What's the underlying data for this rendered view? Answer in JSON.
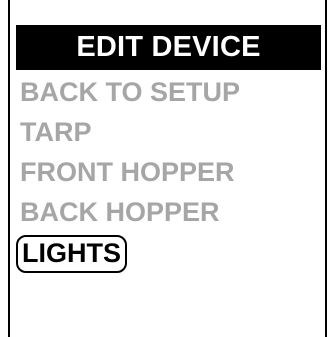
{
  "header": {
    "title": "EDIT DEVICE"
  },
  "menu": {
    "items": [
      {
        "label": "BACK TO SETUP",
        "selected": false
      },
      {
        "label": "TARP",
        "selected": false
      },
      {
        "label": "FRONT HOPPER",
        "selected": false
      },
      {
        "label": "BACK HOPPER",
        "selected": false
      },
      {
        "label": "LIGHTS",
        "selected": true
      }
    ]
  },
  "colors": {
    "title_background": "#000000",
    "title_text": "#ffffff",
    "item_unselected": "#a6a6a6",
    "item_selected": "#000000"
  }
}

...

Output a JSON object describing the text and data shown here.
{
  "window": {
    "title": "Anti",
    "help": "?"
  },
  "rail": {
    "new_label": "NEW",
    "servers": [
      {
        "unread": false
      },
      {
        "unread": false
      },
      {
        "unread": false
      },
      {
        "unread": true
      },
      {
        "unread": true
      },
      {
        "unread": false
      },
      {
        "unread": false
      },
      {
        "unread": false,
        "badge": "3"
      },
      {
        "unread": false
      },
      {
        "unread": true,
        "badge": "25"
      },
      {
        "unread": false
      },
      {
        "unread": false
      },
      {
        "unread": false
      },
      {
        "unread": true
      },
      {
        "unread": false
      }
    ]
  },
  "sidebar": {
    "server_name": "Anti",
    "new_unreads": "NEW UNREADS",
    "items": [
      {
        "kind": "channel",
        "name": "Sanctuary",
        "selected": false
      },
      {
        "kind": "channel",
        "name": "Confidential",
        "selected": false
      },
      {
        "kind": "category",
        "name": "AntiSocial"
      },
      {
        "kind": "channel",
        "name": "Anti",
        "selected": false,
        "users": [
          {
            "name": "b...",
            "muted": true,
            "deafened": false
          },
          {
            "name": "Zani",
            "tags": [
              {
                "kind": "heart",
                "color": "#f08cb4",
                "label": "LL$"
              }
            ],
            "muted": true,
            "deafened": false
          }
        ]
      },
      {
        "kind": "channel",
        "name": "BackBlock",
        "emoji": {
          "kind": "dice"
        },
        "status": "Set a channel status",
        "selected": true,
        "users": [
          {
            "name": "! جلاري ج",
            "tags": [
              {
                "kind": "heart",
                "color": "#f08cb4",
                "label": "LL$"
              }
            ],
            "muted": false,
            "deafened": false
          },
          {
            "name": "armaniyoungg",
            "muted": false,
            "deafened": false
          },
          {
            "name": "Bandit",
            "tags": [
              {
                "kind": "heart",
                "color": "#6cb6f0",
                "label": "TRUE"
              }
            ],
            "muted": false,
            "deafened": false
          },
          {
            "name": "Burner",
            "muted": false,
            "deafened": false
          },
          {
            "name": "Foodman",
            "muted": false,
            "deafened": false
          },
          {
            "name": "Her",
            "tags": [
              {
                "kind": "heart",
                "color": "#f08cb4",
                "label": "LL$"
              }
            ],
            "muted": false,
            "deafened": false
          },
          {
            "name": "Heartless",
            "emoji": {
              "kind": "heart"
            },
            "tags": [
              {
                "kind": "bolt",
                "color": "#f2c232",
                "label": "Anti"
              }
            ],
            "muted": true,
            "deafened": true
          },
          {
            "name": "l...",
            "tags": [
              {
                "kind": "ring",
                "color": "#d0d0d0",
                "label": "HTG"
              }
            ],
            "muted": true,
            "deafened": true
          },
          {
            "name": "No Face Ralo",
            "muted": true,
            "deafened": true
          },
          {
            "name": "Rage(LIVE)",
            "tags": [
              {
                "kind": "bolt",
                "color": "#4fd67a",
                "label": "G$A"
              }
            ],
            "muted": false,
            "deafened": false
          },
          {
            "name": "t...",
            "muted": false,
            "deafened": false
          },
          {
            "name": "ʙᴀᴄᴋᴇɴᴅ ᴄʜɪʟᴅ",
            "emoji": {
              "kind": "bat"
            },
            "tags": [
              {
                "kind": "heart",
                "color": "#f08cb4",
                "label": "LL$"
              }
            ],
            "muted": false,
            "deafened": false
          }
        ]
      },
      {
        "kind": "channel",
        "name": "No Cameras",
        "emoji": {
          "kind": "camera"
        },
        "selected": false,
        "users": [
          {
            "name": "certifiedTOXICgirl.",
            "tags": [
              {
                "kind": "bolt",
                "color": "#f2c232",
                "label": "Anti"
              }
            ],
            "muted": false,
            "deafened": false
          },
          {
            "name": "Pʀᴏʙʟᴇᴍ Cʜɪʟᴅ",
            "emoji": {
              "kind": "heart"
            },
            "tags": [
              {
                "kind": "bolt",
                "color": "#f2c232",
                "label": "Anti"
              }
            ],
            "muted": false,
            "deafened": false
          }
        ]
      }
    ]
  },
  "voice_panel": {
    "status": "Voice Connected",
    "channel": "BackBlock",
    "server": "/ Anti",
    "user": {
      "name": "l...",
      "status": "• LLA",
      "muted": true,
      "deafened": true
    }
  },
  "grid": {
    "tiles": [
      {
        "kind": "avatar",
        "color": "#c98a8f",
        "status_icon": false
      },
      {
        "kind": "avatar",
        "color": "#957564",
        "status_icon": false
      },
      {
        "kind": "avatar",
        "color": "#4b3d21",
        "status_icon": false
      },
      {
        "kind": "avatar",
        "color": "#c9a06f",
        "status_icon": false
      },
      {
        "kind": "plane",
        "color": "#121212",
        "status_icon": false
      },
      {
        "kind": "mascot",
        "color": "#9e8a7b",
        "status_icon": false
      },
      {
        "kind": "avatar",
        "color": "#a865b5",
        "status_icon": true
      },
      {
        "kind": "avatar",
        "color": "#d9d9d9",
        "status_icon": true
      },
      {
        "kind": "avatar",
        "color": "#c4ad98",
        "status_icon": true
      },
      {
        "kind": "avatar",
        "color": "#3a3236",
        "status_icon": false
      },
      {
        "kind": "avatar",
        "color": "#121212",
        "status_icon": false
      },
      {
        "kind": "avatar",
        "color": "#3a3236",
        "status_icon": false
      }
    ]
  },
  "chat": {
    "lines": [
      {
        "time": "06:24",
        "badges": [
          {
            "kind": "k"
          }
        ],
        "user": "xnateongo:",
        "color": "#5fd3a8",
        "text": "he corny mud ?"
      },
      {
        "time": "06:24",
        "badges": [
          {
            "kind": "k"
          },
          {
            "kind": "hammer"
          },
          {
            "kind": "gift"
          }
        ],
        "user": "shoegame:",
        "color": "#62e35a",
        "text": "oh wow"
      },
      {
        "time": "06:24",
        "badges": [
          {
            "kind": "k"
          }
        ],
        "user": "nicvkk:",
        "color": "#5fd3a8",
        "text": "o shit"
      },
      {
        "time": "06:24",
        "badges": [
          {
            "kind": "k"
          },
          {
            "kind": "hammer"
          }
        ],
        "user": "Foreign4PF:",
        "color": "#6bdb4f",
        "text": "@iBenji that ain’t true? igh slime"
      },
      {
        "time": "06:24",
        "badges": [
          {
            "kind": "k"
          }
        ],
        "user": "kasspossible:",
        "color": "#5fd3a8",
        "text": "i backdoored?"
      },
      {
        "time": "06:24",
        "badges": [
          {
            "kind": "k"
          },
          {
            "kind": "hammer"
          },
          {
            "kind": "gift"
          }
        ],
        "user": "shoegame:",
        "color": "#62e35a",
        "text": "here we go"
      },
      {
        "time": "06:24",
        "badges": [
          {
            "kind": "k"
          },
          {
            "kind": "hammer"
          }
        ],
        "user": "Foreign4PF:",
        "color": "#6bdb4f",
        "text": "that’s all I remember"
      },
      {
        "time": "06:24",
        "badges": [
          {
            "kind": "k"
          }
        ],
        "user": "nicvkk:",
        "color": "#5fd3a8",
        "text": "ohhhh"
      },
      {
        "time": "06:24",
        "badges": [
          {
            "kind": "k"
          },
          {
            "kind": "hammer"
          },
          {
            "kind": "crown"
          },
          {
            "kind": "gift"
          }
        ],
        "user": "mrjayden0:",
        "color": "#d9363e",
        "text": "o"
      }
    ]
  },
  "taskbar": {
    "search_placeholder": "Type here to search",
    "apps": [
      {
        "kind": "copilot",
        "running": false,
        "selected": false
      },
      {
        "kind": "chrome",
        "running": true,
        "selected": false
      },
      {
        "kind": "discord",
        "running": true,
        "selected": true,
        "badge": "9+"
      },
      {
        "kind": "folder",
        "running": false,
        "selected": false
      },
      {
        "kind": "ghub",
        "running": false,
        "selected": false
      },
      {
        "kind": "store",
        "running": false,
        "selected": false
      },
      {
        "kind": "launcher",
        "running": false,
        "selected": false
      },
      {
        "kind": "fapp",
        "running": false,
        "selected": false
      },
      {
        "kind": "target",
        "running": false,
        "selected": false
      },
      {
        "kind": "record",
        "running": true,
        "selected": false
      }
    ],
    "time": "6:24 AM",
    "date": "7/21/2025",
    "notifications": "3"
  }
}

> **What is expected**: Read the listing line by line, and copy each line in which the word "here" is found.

> **Response**:
Output a JSON object describing the text and data shown here.
        "text": "here we go"
    "search_placeholder": "Type here to search",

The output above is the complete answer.